*** Record extracts Section Begins ***

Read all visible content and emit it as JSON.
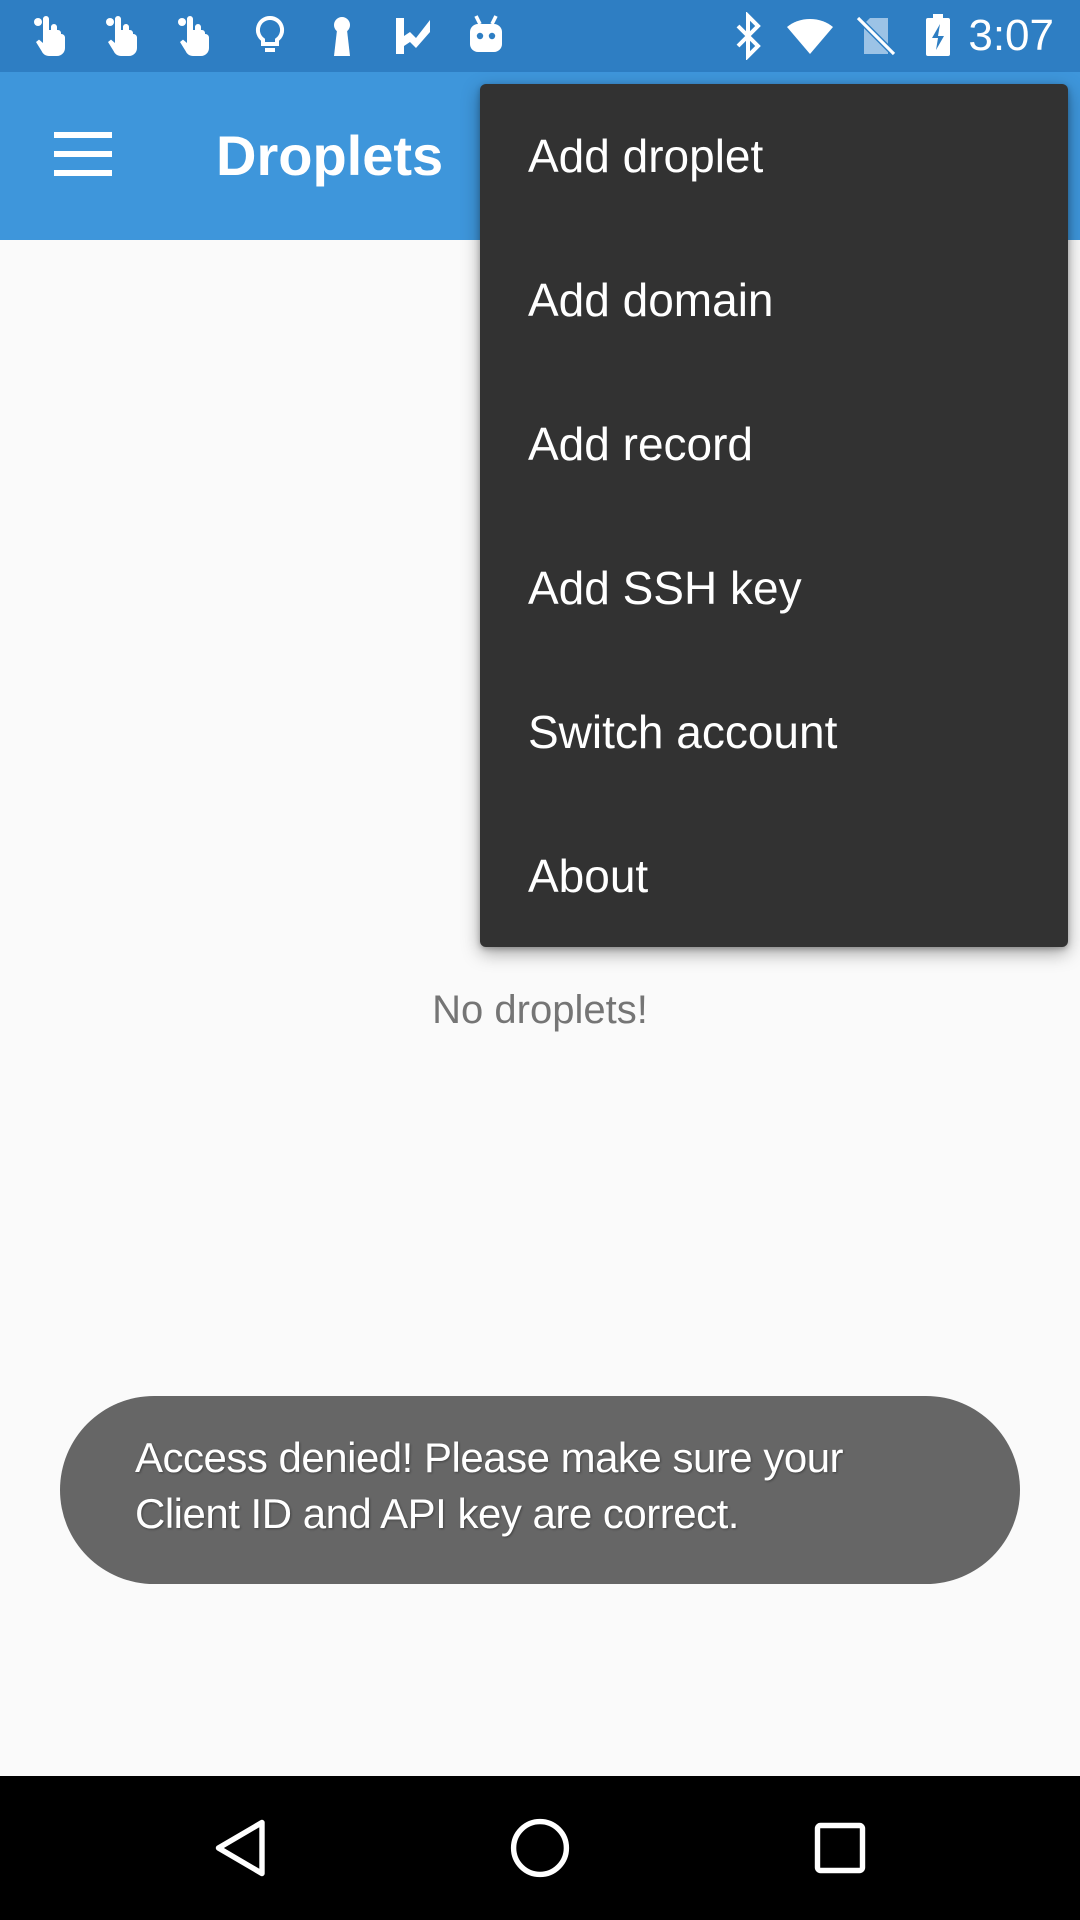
{
  "status_bar": {
    "time": "3:07",
    "left_icons": [
      "hand-pointer-icon",
      "hand-pointer-icon",
      "hand-pointer-icon",
      "lightbulb-icon",
      "keyhole-icon",
      "checkmark-flag-icon",
      "android-robot-icon"
    ],
    "right_icons": [
      "bluetooth-icon",
      "wifi-icon",
      "no-sim-icon",
      "battery-charging-icon"
    ],
    "background_color": "#2e7ec3"
  },
  "app_bar": {
    "title": "Droplets",
    "background_color": "#3e96db"
  },
  "main": {
    "empty_message": "No droplets!"
  },
  "overflow_menu": {
    "items": [
      {
        "label": "Add droplet"
      },
      {
        "label": "Add domain"
      },
      {
        "label": "Add record"
      },
      {
        "label": "Add SSH key"
      },
      {
        "label": "Switch account"
      },
      {
        "label": "About"
      }
    ],
    "background_color": "#323232"
  },
  "toast": {
    "line1": "Access denied! Please make sure your",
    "line2": "Client ID and API key are correct."
  },
  "nav_bar": {
    "buttons": [
      "back-icon",
      "home-icon",
      "recents-icon"
    ]
  }
}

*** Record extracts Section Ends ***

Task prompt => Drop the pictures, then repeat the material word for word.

Result below =>
Read all visible content and emit it as JSON.
{
  "status_bar": {
    "time": "3:07",
    "left_icons": [
      "hand-pointer-icon",
      "hand-pointer-icon",
      "hand-pointer-icon",
      "lightbulb-icon",
      "keyhole-icon",
      "checkmark-flag-icon",
      "android-robot-icon"
    ],
    "right_icons": [
      "bluetooth-icon",
      "wifi-icon",
      "no-sim-icon",
      "battery-charging-icon"
    ],
    "background_color": "#2e7ec3"
  },
  "app_bar": {
    "title": "Droplets",
    "background_color": "#3e96db"
  },
  "main": {
    "empty_message": "No droplets!"
  },
  "overflow_menu": {
    "items": [
      {
        "label": "Add droplet"
      },
      {
        "label": "Add domain"
      },
      {
        "label": "Add record"
      },
      {
        "label": "Add SSH key"
      },
      {
        "label": "Switch account"
      },
      {
        "label": "About"
      }
    ],
    "background_color": "#323232"
  },
  "toast": {
    "line1": "Access denied! Please make sure your",
    "line2": "Client ID and API key are correct."
  },
  "nav_bar": {
    "buttons": [
      "back-icon",
      "home-icon",
      "recents-icon"
    ]
  }
}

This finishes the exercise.